The Hunter Sporting Cross-over is intended to be a gun for every job, from game shooting to clays, and for Roger Glover it ticks all the boxes
So, is the HSX a true all-rounder? It does possess sufficient class to take out on a game day — there is nothing about this gun that would cause embarrassment.
It is not a high-end piece of kit by any means, but you are not paying that sort of money for it either. It is clearly competent on the clay ground, and certainly able to take a morning’s round on the Sporting set-up without a problem.
I don’t think you would be giving too much away to anyone with fancier guns, but it would be a great gun to start out with and could be your best friend for years. Would it work as a rough shoot/pigeon gun? It would, without a doubt.

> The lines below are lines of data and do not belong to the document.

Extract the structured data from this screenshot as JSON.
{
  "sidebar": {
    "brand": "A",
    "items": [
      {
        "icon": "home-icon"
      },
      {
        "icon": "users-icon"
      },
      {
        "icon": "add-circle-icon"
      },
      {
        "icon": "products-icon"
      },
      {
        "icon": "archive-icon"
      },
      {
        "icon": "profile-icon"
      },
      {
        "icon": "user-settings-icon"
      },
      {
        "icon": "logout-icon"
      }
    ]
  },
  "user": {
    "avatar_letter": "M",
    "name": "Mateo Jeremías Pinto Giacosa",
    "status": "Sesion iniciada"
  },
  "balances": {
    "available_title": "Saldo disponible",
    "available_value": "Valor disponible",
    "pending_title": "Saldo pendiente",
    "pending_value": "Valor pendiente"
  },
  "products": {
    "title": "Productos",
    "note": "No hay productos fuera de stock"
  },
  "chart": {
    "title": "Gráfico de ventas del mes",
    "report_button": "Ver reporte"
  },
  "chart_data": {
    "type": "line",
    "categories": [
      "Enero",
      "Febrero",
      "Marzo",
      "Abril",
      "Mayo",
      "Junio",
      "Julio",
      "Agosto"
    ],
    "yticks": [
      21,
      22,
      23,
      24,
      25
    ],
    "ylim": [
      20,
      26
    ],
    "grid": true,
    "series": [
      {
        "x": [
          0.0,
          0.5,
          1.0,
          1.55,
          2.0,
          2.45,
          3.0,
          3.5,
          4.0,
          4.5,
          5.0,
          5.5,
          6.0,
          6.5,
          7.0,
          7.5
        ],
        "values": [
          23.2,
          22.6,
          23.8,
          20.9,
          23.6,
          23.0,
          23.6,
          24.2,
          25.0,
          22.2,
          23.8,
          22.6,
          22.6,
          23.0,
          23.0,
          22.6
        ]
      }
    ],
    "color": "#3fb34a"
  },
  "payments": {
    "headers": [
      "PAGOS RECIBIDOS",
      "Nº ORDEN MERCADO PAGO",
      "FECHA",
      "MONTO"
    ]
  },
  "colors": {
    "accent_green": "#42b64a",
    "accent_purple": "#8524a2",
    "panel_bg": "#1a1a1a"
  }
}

The 3in chambers and steel proof wouldn’t hold back your cartridge choice for non-toxic, though at 30in barrels with external chokes, the overall length of 48¼in is starting to get a touch long to be manageable in a pigeon hide. It just depends upon what you are used to.
I have come across autos that are longer still, and people use them in hides, though you don’t break an auto open.
It is not so heavy as to be a chore to carry around a rough shoot, yet it possesses enough mass to absorb the constant recoil of use on clays. It has sufficient stature to be used on a game shoot, yet is basic enough to be used on pigeons without too much fear of expensive damage. Overall, it does seem to fit most bills respectably well. It will be interesting to see how well the HSX sells as to whether others see what I do in this gun, as for the money it pretty much ticks every box for an all-rounder.
Based on a limited edition shotgun with the same name from the early 1980s, the new version of the Lincoln Vogue over-and-under game…
Is appearance important? Of course it is, especially when it is your shotgun, your pride and joy, whether family heirloom, sought-after second-hand model or…
Lincoln Shotguns have announced a brand new model to their range, the Lincoln Premier Gold Deluxe.
Action/barrels: This is a basic, highly functional action. Perhaps not as smooth running as more expensive guns, but it gets the job done all the same. Barrel finish is excellent, but I’m not too sure I like the decoration on the action. 17/20
Stock: A good piece of wood has been used on this gun, of decent length and with good drop and cast. It would definitely benefit from a broader section in the hand, but otherwise the proportions are great. 16/20
Trigger: The mechanics of it are simple, made well enough to last, if a little rudimentary in use. It just lacks a bit of feel and slick motion. A decent break when it finally comes, just something to get used to. The safety and selector is good though, and the adjustable trigger is advantageous. 17/20
Handling: Trying to fit every task is always going to show up compromises. It shot well on clays with lighter loads. Not the lightest game gun to cart around a shoot, but won’t leave you aching from the recoil of heavier loads either. 18/20
Value: You have to take this at its price bracket range and try not to compare with higher-grade guns. For what you are actually paying, and what you are getting, you have to give it more than a second look. Lincoln has made a pretty decent job of filling the boots of each task set for this gun. Not a bad job at all. 18/20
A gun for every job and one that ticks all the boxes